UNICEF works closely with communities on malnutrition that continues to affect children and adults as they struggle to recover from the extended drought and the subsequent effects of hurricane Matthew including persistent risk of disease and loss of livelihood. UNICEF protection interventions are supporting families that have lost their livelihoods, aimed at preventing child separation; it is common for parents to place their children in residential care facilities in the often-false expectation that they will receive access to education that parents can no longer afford. Economic stress is also known to lead to violence, and increased social tension which combine to increase the potential for child abuse and neglect.
To be closer to the population and improve delivery of services to the affected children and their families, UNICEF has opened two sub-offices: one in Les Cayes in the South department and the other in Jérémie in the Grand'Anse department.
"Three months after Matthew, we can already see improvements: safe water is increasingly available, the vast majority of schools have reopened as have a number of health facilities; and areas that are the most difficult to access are receiving assistance. UNICEF is continuing to fulfill its mandate and obligations to emergency and development efforts," said Marc Vincent, UNICEF Representative in Haiti.
To provide these interventions, UNICEF needed funding. UNICEF's appeal for Haiti grew from a pre-hurricane amount of US$ 13.4 million to US$ 36.6 million after hurricane Matthew, and was over 85 per cent funded by year-end as a result of the generosity of donors and their constituents. These funds help UNICEF to cover the most urgent needs of the families and children of Haiti in terms of water and sanitation, health, nutrition, education and protection.
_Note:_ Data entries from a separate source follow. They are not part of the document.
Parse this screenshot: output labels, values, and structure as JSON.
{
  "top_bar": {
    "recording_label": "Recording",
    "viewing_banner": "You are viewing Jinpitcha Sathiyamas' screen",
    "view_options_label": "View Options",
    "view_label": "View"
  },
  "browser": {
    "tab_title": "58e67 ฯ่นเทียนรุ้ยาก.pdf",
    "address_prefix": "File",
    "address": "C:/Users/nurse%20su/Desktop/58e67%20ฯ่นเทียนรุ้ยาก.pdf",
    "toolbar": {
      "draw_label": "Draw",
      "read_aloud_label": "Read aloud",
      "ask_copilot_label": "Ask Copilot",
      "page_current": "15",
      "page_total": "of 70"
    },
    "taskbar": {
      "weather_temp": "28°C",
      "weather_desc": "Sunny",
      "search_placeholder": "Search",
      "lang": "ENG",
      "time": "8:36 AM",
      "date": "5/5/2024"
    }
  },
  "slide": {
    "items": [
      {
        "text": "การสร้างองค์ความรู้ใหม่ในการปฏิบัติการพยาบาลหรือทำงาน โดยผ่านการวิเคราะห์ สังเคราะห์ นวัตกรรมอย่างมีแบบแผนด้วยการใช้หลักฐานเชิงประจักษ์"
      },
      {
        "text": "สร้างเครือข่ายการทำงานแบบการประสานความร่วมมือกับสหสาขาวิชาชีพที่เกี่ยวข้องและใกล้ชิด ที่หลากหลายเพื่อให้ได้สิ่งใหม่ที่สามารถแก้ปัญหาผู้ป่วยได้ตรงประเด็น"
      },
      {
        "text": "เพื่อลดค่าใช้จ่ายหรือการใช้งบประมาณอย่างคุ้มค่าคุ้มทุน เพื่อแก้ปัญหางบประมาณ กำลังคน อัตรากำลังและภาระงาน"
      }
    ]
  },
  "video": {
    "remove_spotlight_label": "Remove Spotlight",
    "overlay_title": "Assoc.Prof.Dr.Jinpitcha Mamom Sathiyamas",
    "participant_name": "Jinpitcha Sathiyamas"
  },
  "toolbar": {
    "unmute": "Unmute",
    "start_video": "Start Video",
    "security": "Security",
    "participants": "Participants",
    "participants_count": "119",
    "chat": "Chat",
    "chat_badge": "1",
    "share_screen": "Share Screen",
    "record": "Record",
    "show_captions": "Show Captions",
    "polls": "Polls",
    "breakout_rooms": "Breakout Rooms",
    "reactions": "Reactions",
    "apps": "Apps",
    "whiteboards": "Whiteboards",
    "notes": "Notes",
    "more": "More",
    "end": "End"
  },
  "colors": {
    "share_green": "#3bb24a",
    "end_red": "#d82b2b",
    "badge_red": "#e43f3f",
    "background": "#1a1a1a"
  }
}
Much remains to be done in the coming year, to enable Haitian children and their families to benefit from safe water, sanitation and the dignity that comes with these, as well as access to protection, education and healthcare services. Once again, UNICEF relies on donors' generosity so that it can continue its mission and remain true to its mandate, which is: a fair chance for every child.